To grow a real ecosystem of innovation, Bliss said, the city needs to become a draw for larger institutional and pharmaceutical players. The city has “tended green shoots locally,” but faces the challenge of attracting talent from Boston or the California clusters, and needs adequate space to become a viable option.
The second round of LifeSci NYC funding can go toward space conversions, which can create new lab space more quickly than ground-up projects, Rosenthal said. It can also be used for expansion projects for out-of-town firms and institutions seeking to locate in New York.
If any large company wanted to expand to New York City, “we’d welcome that conversation,” she said.
“I don’t know the speed at which they’ll deploy this capital, but compared to 2016, when the market was really in its early innings, there’s more clear-cut and tangible potential recipients for all these funds,” Stern said. "Hopefully, it’ll be deployed at the speed developers need to bring stuff to market.”
Mt. Sinai Health Systems Vice President for Real Estate Tom Ahn, whose employer signed a lease for 165K SF of lab space on the West Side in March, said during a Bisnow webinar on The Future of New York City Healthcare Facilities Thursday that he sees slow growth going forward.
Lab space is still incredibly expensive to build in the city, “like building office space on spec but 10 times more expensive,” Ahn said. Many tenants may look to New Jersey or Connecticut for cheaper, more readily available space; Sema4, a company involved in Covid-19 testing, moved from Mount Sinai to a 200K SF space in Stamford in December.
“They need a speed to market and can’t wait 12-18 months for a lab to be built,” Ahn said of potential life sciences tenants. “It’s quite expensive to rent lab space in the market, and there needs to be more incentives from EDC to support that.”
He hopes startups can tap into the new increase in EDC funding.
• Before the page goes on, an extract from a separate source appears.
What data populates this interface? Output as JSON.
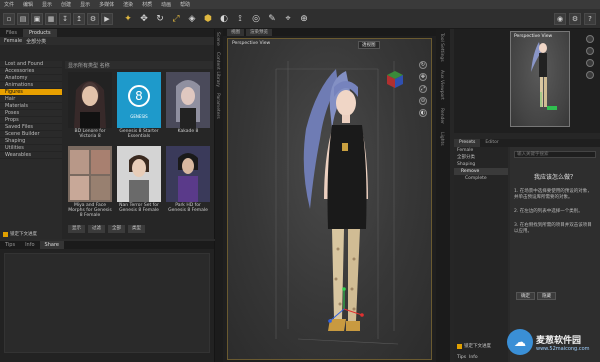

The Alexandria Center for Life Sciences, facility, for instance, built with EDC support, now counts NYU, Estee Lauder, Pfizer, and just a few startups as tenants, which Ahn felt “didn’t really hit the mark" the EDC set out to fund a home for early-stage companies.
More facilities for later-stage startups will also help firms see the city’s other unique advantages.
“New York City has the talent, access and representation from multiple major industries,” Bliss said. “These strengths can become an important part of site selection for life sciences companies.”
To truly capitalize on the LifeSci NYC investment, as well as the $600M invested by the state into the life sciences sector, business leaders need to “pound the pavement” and be cheerleaders bringing attention to the sector, using a toolkit of public incentives to attract new talent, Bliss said.
“We aren’t trying to be Cambridge or San Diego,” he said. “New York’s version of life science will be unique.”